EXERCISE AIM: Word for word, print all of the entries below.

SUPPLIED RECORDS:

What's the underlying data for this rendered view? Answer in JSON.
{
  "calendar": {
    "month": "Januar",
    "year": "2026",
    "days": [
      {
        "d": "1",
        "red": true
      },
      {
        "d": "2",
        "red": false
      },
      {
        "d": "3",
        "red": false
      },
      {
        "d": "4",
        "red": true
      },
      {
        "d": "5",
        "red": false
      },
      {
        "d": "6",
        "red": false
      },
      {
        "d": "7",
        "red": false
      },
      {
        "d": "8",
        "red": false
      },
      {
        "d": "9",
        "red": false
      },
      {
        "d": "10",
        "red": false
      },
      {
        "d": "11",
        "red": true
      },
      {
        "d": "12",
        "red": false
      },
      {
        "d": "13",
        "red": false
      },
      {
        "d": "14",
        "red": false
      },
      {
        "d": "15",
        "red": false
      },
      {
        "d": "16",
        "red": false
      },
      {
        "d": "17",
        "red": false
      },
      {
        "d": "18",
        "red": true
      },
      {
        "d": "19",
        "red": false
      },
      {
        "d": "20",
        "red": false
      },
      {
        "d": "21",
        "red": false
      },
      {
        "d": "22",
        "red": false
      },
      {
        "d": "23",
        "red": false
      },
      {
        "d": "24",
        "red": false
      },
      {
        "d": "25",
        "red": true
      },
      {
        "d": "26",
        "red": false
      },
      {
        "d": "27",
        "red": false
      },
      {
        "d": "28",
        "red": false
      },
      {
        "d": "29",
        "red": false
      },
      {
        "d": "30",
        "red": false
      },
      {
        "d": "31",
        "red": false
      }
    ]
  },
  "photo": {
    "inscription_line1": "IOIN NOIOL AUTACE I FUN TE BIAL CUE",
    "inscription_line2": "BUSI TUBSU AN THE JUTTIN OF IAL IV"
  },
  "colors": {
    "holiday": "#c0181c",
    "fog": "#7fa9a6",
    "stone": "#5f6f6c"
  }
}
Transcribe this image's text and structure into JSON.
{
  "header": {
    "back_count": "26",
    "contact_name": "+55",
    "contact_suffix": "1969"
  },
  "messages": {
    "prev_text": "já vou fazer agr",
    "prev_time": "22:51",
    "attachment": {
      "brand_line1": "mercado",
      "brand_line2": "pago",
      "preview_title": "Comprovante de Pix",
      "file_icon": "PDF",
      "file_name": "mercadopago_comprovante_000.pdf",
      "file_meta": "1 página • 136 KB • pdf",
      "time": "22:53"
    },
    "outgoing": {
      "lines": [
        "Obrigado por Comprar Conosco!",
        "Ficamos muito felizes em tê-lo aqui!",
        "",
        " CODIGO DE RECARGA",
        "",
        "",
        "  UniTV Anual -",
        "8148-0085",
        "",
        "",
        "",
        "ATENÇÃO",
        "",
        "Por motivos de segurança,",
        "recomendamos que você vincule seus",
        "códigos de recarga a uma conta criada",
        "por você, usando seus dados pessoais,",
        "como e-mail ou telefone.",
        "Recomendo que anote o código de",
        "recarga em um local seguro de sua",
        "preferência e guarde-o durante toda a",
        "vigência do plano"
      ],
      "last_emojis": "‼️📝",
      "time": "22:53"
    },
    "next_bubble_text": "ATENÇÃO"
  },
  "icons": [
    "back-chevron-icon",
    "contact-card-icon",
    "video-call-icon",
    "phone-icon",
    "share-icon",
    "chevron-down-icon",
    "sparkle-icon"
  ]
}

RESPONSE:
What's the underlying data for this rendered view? Answer in JSON.
{
  "calendar": {
    "month": "Januar",
    "year": "2026",
    "days": [
      {
        "d": "1",
        "red": true
      },
      {
        "d": "2",
        "red": false
      },
      {
        "d": "3",
        "red": false
      },
      {
        "d": "4",
        "red": true
      },
      {
        "d": "5",
        "red": false
      },
      {
        "d": "6",
        "red": false
      },
      {
        "d": "7",
        "red": false
      },
      {
        "d": "8",
        "red": false
      },
      {
        "d": "9",
        "red": false
      },
      {
        "d": "10",
        "red": false
      },
      {
        "d": "11",
        "red": true
      },
      {
        "d": "12",
        "red": false
      },
      {
        "d": "13",
        "red": false
      },
      {
        "d": "14",
        "red": false
      },
      {
        "d": "15",
        "red": false
      },
      {
        "d": "16",
        "red": false
      },
      {
        "d": "17",
        "red": false
      },
      {
        "d": "18",
        "red": true
      },
      {
        "d": "19",
        "red": false
      },
      {
        "d": "20",
        "red": false
      },
      {
        "d": "21",
        "red": false
      },
      {
        "d": "22",
        "red": false
      },
      {
        "d": "23",
        "red": false
      },
      {
        "d": "24",
        "red": false
      },
      {
        "d": "25",
        "red": true
      },
      {
        "d": "26",
        "red": false
      },
      {
        "d": "27",
        "red": false
      },
      {
        "d": "28",
        "red": false
      },
      {
        "d": "29",
        "red": false
      },
      {
        "d": "30",
        "red": false
      },
      {
        "d": "31",
        "red": false
      }
    ]
  },
  "photo": {
    "inscription_line1": "IOIN NOIOL AUTACE I FUN TE BIAL CUE",
    "inscription_line2": "BUSI TUBSU AN THE JUTTIN OF IAL IV"
  },
  "colors": {
    "holiday": "#c0181c",
    "fog": "#7fa9a6",
    "stone": "#5f6f6c"
  }
}
Transcribe this image's text and structure into JSON.
{
  "header": {
    "back_count": "26",
    "contact_name": "+55",
    "contact_suffix": "1969"
  },
  "messages": {
    "prev_text": "já vou fazer agr",
    "prev_time": "22:51",
    "attachment": {
      "brand_line1": "mercado",
      "brand_line2": "pago",
      "preview_title": "Comprovante de Pix",
      "file_icon": "PDF",
      "file_name": "mercadopago_comprovante_000.pdf",
      "file_meta": "1 página • 136 KB • pdf",
      "time": "22:53"
    },
    "outgoing": {
      "lines": [
        "Obrigado por Comprar Conosco!",
        "Ficamos muito felizes em tê-lo aqui!",
        "",
        " CODIGO DE RECARGA",
        "",
        "",
        "  UniTV Anual -",
        "8148-0085",
        "",
        "",
        "",
        "ATENÇÃO",
        "",
        "Por motivos de segurança,",
        "recomendamos que você vincule seus",
        "códigos de recarga a uma conta criada",
        "por você, usando seus dados pessoais,",
        "como e-mail ou telefone.",
        "Recomendo que anote o código de",
        "recarga em um local seguro de sua",
        "preferência e guarde-o durante toda a",
        "vigência do plano"
      ],
      "last_emojis": "‼️📝",
      "time": "22:53"
    },
    "next_bubble_text": "ATENÇÃO"
  },
  "icons": [
    "back-chevron-icon",
    "contact-card-icon",
    "video-call-icon",
    "phone-icon",
    "share-icon",
    "chevron-down-icon",
    "sparkle-icon"
  ]
}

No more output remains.